Members Meet the Author and Learn About a Little-Known WWII Operation


return to recent mtgs page

Bill GerouxThe November meeting featured author William “Bill” Geroux, an editorial writer for the Richmond Times for 25 years, and who has written numerous articles for other publications and news sites. He has conducted extensive research on the contributions of the Merchant Marine during WWII. His first book, The Mathews Men, was published in 2017, and detailed the heroics of mariners from Mathews County, VA. America was the “Arsenal of Democracy” and this required the Merchant Marine transporting war materials to the fight.. The price was high. The Merchant Marine had the highest casualty rate of any service. Its contribution to the war effort deserves great appreciation.


In 2020 Mr. Geroux continued detailing the exploits of merchant mariners in Ghost Ships of Archangel, a little-known story of an Allied convoy that carried war materials from Iceland to Murmansk in the summer of 1942. To better tell this story, Mr. Geroux sailed the waters himself, and conducted numerous interviews.


The operation had great risk. Although it was summer, icebergs were a danger, and the survival of a sailor in the fridge Arctic waters was measured in minutes. But the biggest danger was the almost 24 hours of daylight, which exposed the convoy to around the clock aircraft, U-boat, and surface ship attack.


The war in the European Theater was not going well. Continental Europe was under Nazi control, the Nazi’s were driving east towards Stalingrad, Rommel was on the offence in North Africa, and U-boats were ravaging Atlantic convoys. It was imperative to keep the USSR in the war and this meant both delivering war supplies and convincing Stalin of Allied support.
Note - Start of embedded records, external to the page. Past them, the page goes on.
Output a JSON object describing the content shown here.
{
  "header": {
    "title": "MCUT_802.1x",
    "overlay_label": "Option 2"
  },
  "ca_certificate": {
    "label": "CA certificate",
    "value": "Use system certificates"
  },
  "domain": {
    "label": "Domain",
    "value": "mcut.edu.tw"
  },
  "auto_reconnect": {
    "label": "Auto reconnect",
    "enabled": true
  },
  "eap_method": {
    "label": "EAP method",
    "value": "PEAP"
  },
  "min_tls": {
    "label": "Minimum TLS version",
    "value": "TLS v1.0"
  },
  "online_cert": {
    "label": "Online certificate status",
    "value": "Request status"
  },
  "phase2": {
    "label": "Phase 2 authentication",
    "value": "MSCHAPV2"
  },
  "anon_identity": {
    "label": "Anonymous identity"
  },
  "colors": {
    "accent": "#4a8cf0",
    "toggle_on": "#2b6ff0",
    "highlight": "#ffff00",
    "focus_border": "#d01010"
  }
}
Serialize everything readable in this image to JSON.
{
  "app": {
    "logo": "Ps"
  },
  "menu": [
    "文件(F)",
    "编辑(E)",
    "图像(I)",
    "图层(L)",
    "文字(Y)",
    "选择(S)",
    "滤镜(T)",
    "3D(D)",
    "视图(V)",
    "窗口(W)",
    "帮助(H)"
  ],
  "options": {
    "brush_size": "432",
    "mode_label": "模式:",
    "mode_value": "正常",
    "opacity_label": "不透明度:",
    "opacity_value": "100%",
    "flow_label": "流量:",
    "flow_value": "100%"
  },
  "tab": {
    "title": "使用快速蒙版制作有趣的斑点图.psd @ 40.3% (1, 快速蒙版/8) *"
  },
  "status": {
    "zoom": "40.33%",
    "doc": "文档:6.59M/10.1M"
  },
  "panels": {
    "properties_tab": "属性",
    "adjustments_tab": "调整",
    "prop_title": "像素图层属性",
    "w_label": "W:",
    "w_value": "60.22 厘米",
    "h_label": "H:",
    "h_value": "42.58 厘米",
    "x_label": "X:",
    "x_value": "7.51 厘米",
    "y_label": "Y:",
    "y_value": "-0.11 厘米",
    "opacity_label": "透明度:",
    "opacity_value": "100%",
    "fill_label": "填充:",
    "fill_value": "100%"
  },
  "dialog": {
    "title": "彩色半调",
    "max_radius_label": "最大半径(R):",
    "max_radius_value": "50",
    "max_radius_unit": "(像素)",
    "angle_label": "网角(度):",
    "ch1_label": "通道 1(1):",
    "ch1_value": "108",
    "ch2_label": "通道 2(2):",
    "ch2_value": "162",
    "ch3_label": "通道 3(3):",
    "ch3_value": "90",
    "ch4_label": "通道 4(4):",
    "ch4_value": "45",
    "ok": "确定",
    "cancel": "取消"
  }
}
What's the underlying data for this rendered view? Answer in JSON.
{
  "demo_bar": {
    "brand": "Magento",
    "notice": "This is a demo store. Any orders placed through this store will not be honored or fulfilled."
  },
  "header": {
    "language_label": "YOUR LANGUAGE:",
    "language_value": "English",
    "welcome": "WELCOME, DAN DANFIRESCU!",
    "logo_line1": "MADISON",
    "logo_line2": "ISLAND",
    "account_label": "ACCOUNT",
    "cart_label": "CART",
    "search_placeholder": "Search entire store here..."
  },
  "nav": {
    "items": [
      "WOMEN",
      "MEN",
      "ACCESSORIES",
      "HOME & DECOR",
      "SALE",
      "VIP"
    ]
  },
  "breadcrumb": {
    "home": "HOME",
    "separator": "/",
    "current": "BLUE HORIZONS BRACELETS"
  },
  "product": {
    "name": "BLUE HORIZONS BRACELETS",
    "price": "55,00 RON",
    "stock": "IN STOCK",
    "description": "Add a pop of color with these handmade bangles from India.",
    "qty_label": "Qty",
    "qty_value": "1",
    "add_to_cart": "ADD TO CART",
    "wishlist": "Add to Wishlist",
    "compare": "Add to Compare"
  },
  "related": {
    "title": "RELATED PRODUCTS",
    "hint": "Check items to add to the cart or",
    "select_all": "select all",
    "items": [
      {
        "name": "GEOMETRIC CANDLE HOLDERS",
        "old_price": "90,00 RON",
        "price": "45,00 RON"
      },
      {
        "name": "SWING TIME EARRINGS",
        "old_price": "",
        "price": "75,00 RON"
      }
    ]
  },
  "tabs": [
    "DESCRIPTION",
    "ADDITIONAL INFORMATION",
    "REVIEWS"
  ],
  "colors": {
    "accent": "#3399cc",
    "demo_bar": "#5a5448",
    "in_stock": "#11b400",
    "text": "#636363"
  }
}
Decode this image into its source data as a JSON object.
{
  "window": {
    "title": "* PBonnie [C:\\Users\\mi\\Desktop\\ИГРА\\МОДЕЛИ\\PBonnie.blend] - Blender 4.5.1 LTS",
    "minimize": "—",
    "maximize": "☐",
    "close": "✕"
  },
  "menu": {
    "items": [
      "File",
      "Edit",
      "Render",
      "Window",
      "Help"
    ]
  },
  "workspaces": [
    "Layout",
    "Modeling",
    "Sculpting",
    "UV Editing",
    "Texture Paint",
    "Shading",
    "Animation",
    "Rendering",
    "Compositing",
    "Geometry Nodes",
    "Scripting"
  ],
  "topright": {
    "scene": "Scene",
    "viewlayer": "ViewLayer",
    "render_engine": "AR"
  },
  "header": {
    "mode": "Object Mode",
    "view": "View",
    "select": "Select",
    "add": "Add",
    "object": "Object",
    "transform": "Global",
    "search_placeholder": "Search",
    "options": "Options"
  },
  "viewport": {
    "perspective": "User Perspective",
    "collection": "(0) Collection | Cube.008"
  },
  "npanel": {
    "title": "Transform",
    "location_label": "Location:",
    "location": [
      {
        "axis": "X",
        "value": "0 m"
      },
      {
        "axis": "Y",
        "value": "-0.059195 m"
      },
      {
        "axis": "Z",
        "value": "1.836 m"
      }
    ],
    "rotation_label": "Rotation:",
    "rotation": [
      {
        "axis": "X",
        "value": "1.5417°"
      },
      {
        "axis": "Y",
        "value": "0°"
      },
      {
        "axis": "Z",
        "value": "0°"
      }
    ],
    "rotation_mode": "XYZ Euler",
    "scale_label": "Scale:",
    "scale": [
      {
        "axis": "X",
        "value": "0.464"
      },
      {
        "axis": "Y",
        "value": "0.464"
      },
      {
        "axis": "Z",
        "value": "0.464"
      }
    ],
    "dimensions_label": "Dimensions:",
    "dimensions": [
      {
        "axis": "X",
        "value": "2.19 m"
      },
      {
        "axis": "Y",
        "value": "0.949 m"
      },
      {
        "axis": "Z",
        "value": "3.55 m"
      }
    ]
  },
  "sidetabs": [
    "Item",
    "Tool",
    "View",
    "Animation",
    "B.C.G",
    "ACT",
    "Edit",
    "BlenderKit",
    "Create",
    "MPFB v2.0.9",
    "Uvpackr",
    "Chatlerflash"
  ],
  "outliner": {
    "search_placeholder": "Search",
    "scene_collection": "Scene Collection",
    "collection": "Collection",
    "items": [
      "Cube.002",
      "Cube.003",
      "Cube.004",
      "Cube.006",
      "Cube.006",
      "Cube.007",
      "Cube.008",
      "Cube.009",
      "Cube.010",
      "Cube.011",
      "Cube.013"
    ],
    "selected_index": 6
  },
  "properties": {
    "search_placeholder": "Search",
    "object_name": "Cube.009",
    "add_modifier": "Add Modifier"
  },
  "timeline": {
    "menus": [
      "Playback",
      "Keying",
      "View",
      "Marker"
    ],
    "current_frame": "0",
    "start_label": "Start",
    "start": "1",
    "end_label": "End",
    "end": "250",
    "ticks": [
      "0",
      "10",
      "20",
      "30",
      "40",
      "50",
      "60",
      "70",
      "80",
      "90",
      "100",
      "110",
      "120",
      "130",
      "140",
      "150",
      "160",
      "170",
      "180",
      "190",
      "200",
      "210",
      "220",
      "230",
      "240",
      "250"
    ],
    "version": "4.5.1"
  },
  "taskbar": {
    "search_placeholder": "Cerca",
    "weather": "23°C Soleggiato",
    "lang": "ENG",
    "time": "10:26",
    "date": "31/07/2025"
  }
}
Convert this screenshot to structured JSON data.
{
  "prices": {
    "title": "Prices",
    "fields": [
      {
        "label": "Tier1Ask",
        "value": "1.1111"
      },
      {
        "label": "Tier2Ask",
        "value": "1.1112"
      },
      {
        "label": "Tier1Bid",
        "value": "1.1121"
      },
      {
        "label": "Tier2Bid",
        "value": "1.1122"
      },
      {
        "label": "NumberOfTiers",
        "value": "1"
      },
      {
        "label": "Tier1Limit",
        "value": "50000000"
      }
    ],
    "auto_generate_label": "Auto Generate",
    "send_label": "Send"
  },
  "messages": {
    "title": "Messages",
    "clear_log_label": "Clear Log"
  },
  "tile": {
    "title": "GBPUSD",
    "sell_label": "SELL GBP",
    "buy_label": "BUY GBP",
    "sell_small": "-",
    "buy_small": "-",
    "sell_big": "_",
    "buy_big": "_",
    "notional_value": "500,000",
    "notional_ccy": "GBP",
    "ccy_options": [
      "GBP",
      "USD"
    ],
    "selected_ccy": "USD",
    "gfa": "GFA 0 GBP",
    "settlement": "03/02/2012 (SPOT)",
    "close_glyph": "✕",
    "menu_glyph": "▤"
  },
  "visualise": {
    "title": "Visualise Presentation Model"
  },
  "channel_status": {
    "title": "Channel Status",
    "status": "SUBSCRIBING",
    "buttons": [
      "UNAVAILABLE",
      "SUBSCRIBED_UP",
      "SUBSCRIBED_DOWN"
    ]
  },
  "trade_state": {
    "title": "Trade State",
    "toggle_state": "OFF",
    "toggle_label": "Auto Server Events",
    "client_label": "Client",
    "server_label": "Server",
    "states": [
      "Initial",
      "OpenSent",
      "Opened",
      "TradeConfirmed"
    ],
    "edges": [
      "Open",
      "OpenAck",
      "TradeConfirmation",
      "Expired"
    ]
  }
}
So, the convoy, despite the low probability of success and the opposition of many, was dispatched. The operation ended disastrously-only 11 of the 34 merchant ships reached Murmansk.